22 August, 2023
Dubai is a city of exotic wonder and exponential development. It is known for its high rises, luxury spaces and delicious food. In the last few decades, it has turned into a melting pot of different cultures that invites people from across the world to live, work and assimilate in the city’s growing culture. But just like any place in the world, Dubai too has its own set of myths and legends that need to be evaluated before one can make the decision to move there. Here are a few of such myths that we have debunked for you so that you can get a clearer picture of what Dubai really is.
Dubai has a reputation as a dry city, but this is not the case. As a tourist, you are permitted to consume alcoholic beverages in licenced establishments such as pubs, clubs, hotels, and restaurants. And you won’t be short of options, since Dubai boasts an incredible food scene. Just keep in mind that drinking in public, such as on the beach, is not permitted in Dubai. It’s also unlawful to look inebriated in public, so if you’re going out, stick to the confines of your hotel.

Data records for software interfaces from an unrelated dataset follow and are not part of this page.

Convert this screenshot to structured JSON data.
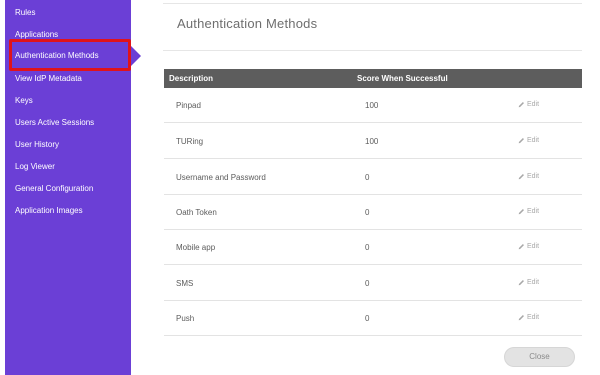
{
  "sidebar": {
    "items": [
      {
        "label": "Rules"
      },
      {
        "label": "Applications"
      },
      {
        "label": "Authentication Methods",
        "active": true
      },
      {
        "label": "View IdP Metadata"
      },
      {
        "label": "Keys"
      },
      {
        "label": "Users Active Sessions"
      },
      {
        "label": "User History"
      },
      {
        "label": "Log Viewer"
      },
      {
        "label": "General Configuration"
      },
      {
        "label": "Application Images"
      }
    ]
  },
  "main": {
    "title": "Authentication Methods",
    "table": {
      "columns": [
        "Description",
        "Score When Successful"
      ],
      "rows": [
        {
          "description": "Pinpad",
          "score": "100",
          "action": "Edit"
        },
        {
          "description": "TURing",
          "score": "100",
          "action": "Edit"
        },
        {
          "description": "Username and Password",
          "score": "0",
          "action": "Edit"
        },
        {
          "description": "Oath Token",
          "score": "0",
          "action": "Edit"
        },
        {
          "description": "Mobile app",
          "score": "0",
          "action": "Edit"
        },
        {
          "description": "SMS",
          "score": "0",
          "action": "Edit"
        },
        {
          "description": "Push",
          "score": "0",
          "action": "Edit"
        }
      ]
    },
    "close_label": "Close"
  },
  "icons": {
    "edit": "pencil-icon"
  },
  "colors": {
    "sidebar_bg": "#6b3fd6",
    "highlight_border": "#e0131b",
    "table_header_bg": "#5d5d5d"
  }
}
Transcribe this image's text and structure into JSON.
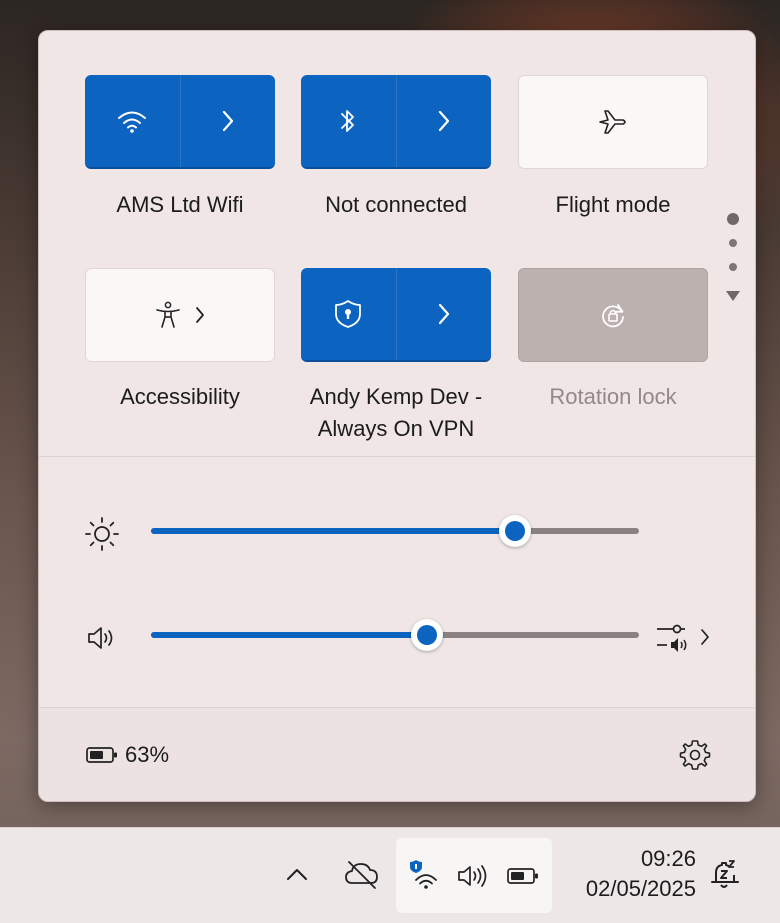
{
  "quick_settings": {
    "tiles": [
      {
        "label": "AMS Ltd Wifi",
        "icon": "wifi-icon",
        "state": "on"
      },
      {
        "label": "Not connected",
        "icon": "bluetooth-icon",
        "state": "on"
      },
      {
        "label": "Flight mode",
        "icon": "airplane-icon",
        "state": "off"
      },
      {
        "label": "Accessibility",
        "icon": "accessibility-icon",
        "state": "off"
      },
      {
        "label_line1": "Andy Kemp Dev -",
        "label_line2": "Always On VPN",
        "icon": "vpn-shield-icon",
        "state": "on"
      },
      {
        "label": "Rotation lock",
        "icon": "rotation-lock-icon",
        "state": "disabled"
      }
    ],
    "pages": {
      "count": 3,
      "current": 1
    },
    "brightness": {
      "icon": "brightness-icon",
      "value": 0.745
    },
    "volume": {
      "icon": "speaker-icon",
      "value": 0.565,
      "output_icon": "sound-output-icon"
    },
    "battery": {
      "icon": "battery-icon",
      "percent": "63%"
    },
    "settings_icon": "gear-icon"
  },
  "taskbar": {
    "chevron_icon": "chevron-up-icon",
    "onedrive_icon": "cloud-offline-icon",
    "tray_icons": [
      "vpn-wifi-icon",
      "volume-icon",
      "battery-icon"
    ],
    "time": "09:26",
    "date": "02/05/2025",
    "notification_icon": "notifications-snooze-icon"
  },
  "colors": {
    "accent": "#0c64c0",
    "panel": "#efe6e5",
    "taskbar": "#ede7e7"
  }
}
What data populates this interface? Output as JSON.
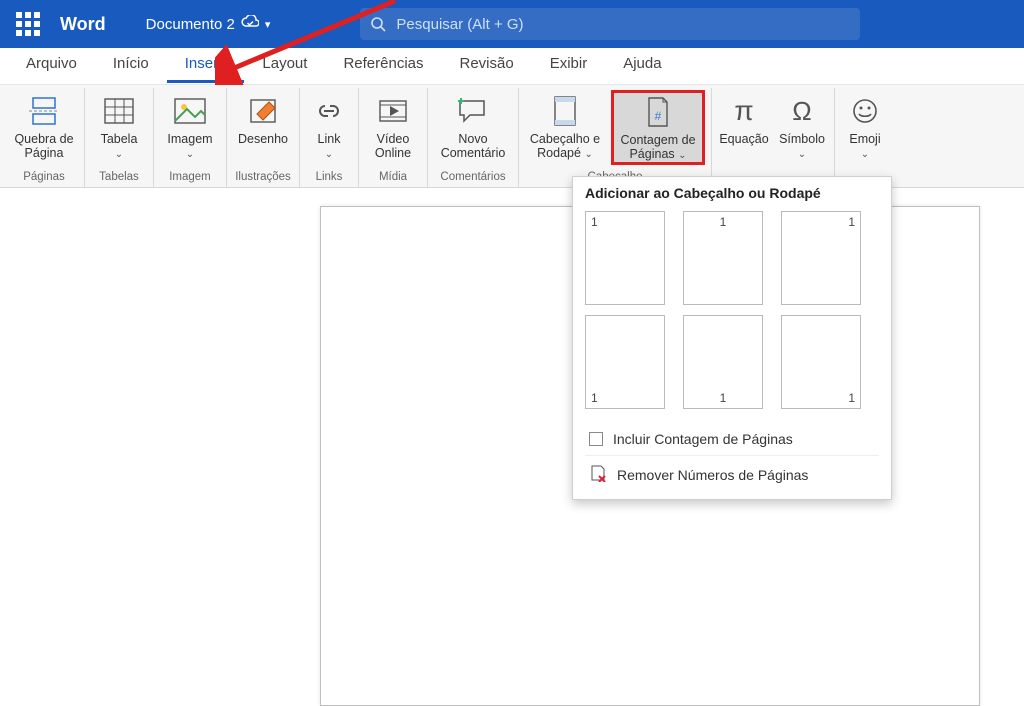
{
  "header": {
    "app_name": "Word",
    "doc_name": "Documento 2",
    "search_placeholder": "Pesquisar (Alt + G)"
  },
  "tabs": {
    "items": [
      "Arquivo",
      "Início",
      "Inserir",
      "Layout",
      "Referências",
      "Revisão",
      "Exibir",
      "Ajuda"
    ],
    "active_index": 2
  },
  "ribbon": {
    "groups": [
      {
        "label": "Páginas",
        "buttons": [
          {
            "label": "Quebra de Página",
            "dropdown": false
          }
        ]
      },
      {
        "label": "Tabelas",
        "buttons": [
          {
            "label": "Tabela",
            "dropdown": true
          }
        ]
      },
      {
        "label": "Imagem",
        "buttons": [
          {
            "label": "Imagem",
            "dropdown": true
          }
        ]
      },
      {
        "label": "Ilustrações",
        "buttons": [
          {
            "label": "Desenho",
            "dropdown": false
          }
        ]
      },
      {
        "label": "Links",
        "buttons": [
          {
            "label": "Link",
            "dropdown": true
          }
        ]
      },
      {
        "label": "Mídia",
        "buttons": [
          {
            "label": "Vídeo Online",
            "dropdown": false
          }
        ]
      },
      {
        "label": "Comentários",
        "buttons": [
          {
            "label": "Novo Comentário",
            "dropdown": false
          }
        ]
      },
      {
        "label": "Cabeçalho",
        "buttons": [
          {
            "label": "Cabeçalho e Rodapé",
            "dropdown": true
          },
          {
            "label": "Contagem de Páginas",
            "dropdown": true,
            "highlighted": true
          }
        ]
      },
      {
        "label": "",
        "buttons": [
          {
            "label": "Equação",
            "dropdown": false
          },
          {
            "label": "Símbolo",
            "dropdown": true
          }
        ]
      },
      {
        "label": "",
        "buttons": [
          {
            "label": "Emoji",
            "dropdown": true
          }
        ]
      }
    ]
  },
  "dropdown": {
    "title": "Adicionar ao Cabeçalho ou Rodapé",
    "sample_number": "1",
    "include_count": "Incluir Contagem de Páginas",
    "remove": "Remover Números de Páginas"
  }
}
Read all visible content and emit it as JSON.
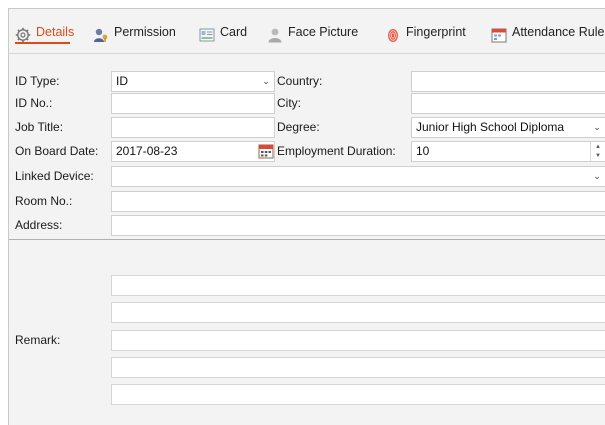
{
  "tabs": [
    {
      "label": "Details",
      "icon": "gear-icon",
      "active": true
    },
    {
      "label": "Permission",
      "icon": "user-key-icon",
      "active": false
    },
    {
      "label": "Card",
      "icon": "card-icon",
      "active": false
    },
    {
      "label": "Face Picture",
      "icon": "person-silhouette-icon",
      "active": false
    },
    {
      "label": "Fingerprint",
      "icon": "fingerprint-icon",
      "active": false
    },
    {
      "label": "Attendance Rule",
      "icon": "calendar-rule-icon",
      "active": false
    }
  ],
  "form": {
    "id_type": {
      "label": "ID Type:",
      "value": "ID"
    },
    "country": {
      "label": "Country:",
      "value": ""
    },
    "id_no": {
      "label": "ID No.:",
      "value": ""
    },
    "city": {
      "label": "City:",
      "value": ""
    },
    "job_title": {
      "label": "Job Title:",
      "value": ""
    },
    "degree": {
      "label": "Degree:",
      "value": "Junior High School Diploma"
    },
    "on_board_date": {
      "label": "On Board Date:",
      "value": "2017-08-23"
    },
    "employment_duration": {
      "label": "Employment Duration:",
      "value": "10"
    },
    "linked_device": {
      "label": "Linked Device:",
      "value": ""
    },
    "room_no": {
      "label": "Room No.:",
      "value": ""
    },
    "address": {
      "label": "Address:",
      "value": ""
    },
    "remark": {
      "label": "Remark:"
    }
  },
  "colors": {
    "accent": "#e04a17",
    "panel": "#f3f3f3",
    "border": "#cfcfcf"
  }
}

Because Dubai is a islamic city ,there is a misconception amongst the people that the dress code there is according to the islamic rituals and is strict for everyone, even foreigners. Even though this myth is rooted in half truths, as you have to follow the dress code in places of business and worship, it is not applicable to everyone everywhere. You’ll find bikini clad women on the beaches, casually dressed men in restaurants and clubs and dresses of all cultures in mingling places such as malls and saloons. You are expected to follow a modest dress code in sacred places, where women are expected to cover their knees, legs and shoulders, but this is not the case in most of the city’s delightful spaces.
Dubai is well-known for its growing economy, and it is frequently seen as a playground for the super-rich. While this is true for certain locals, you do not need to be a billionaire to come. There are hotels in Dubai for every budget, and once there, there are lots of eating options and happy hours. Sunday brunch, for example, is a tremendously popular activity in Dubai, where you pay a fixed sum for limitless food and drink. In addition, many of the city’s attractions are free. You can watch the Dubai Fountains dance, wander through the souks, go to the beach, and visit the Bur Dubai Grand Mosque all for free.
The UAE was founded in 1971, therefore it is officially a ‘new’ country, yet Dubai has a long history. Bedouin tribes have lived in the desert since 2500 BC, and there are several day trips available to learn more about them. Meanwhile, in the city, visit the Saruq Al-Hadid Archaeology Museum or the Dubai Museum, which is situated inside Dubai’s oldest building, Al Fahidi Fort, which was erected in 1787. Alternatively, visit Hatta Heritage Village to witness 3,000-year-old structures and learn about traditional mountain living.
Summers in Dubai may be quite hot. Temperatures routinely exceed 40°C between June and September – after all, it is surrounded by desert – but the rest of the year is significantly less dramatic. When the temperature is in the upper twenties, the months of May, October, and November are great for sun worshippers. Consider travelling between December and April for reasonably warm weather, when temperatures typically range between 20°C and 25°C. For additional information, see our Dubai weather guide.
Nothing could be further from the truth. The local Emirati cuisine is predominantly meat-based, however there are plenty of vegetarian options. Even though their mouth watering kebabs and lamb chops are seductive, there are a plethora of vegetarian restaurants serving Indian traditional vegetarian fare. With veganism becoming more popular throughout the world, Dubai is gearing up to welcome the world’s largest vegan-friendly restaurant, Veganity.
As hard as it is to imagine because of all the instagram posts and tiktok reels that showcase all the Bugattis, Ferraris, Lamborghinis and Rolls Royces on Dubai roads, it is far from the truth. Even the cops here drive luxury cars but there are normal people living normal lives here as well. And those people can’t afford the luxuries the millionaires can, so they drive normal budgeted cars and use the public transport that you’ll find everywhere, even more than the luxury items in Dubai.
As we have busted a few of these myths, you might have a better idea of what Dubai actually is. Yes, it is an oasis in the desert and is known for its extravagant living but it also has a lot of normal people living simple lives from all over the world. As the cultures blend and the city grows you are likely to see more laxed laws for people outside the islamic network, so rest free if you plan on visiting the city soon because no matter your budget or background, there is something for everyone in Dubai.